▶ [Task input]
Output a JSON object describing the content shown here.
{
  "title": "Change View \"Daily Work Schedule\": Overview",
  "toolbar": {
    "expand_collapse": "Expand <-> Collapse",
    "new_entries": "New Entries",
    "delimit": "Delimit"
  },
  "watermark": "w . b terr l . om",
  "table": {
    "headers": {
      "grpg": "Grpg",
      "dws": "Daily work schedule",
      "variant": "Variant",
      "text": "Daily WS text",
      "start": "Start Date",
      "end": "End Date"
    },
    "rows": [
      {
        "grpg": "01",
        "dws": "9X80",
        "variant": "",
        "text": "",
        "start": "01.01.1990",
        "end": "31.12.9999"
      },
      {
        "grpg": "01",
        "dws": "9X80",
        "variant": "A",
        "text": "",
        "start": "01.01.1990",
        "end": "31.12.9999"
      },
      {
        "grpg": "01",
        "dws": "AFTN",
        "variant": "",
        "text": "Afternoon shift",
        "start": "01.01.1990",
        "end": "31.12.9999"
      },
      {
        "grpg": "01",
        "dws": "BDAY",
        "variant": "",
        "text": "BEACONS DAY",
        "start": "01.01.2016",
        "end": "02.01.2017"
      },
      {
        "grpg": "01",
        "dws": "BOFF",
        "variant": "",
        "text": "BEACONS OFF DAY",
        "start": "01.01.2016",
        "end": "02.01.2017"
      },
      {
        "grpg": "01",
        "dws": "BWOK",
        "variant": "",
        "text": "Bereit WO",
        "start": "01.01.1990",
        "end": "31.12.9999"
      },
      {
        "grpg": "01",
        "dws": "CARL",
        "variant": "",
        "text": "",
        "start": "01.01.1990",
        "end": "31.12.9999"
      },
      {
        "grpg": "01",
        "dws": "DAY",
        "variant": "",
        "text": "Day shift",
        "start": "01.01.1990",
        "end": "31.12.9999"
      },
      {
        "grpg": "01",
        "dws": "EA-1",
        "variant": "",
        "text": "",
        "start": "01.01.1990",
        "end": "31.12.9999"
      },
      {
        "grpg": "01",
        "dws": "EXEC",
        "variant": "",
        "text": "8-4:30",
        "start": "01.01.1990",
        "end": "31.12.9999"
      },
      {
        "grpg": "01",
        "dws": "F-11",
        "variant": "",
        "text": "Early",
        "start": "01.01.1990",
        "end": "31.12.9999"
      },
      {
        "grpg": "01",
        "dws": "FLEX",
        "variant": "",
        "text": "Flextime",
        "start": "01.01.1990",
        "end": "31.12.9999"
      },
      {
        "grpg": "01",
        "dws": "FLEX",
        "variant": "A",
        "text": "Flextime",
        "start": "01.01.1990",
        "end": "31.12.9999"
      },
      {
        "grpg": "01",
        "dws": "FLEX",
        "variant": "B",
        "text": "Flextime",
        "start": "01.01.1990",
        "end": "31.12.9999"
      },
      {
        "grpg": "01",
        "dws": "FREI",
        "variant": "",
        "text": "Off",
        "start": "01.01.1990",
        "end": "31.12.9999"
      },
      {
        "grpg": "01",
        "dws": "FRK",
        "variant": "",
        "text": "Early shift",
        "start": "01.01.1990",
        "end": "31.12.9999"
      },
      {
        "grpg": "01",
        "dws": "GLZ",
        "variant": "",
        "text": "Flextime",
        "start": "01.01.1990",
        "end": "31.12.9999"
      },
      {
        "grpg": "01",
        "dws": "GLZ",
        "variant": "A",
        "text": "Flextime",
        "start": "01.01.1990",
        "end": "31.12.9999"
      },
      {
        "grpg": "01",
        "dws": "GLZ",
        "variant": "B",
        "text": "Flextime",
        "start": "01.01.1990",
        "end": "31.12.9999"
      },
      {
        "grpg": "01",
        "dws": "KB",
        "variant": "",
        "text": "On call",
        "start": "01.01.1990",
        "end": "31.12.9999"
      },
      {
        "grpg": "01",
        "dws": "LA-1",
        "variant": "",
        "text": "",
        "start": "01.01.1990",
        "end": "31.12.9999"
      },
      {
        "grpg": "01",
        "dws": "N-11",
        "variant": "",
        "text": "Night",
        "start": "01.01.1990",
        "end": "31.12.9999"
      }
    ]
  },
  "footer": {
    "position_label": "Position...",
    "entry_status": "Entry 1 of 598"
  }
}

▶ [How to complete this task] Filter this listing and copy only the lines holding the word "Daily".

▶ [Task output]
  "title": "Change View \"Daily Work Schedule\": Overview",
      "dws": "Daily work schedule",
      "text": "Daily WS text",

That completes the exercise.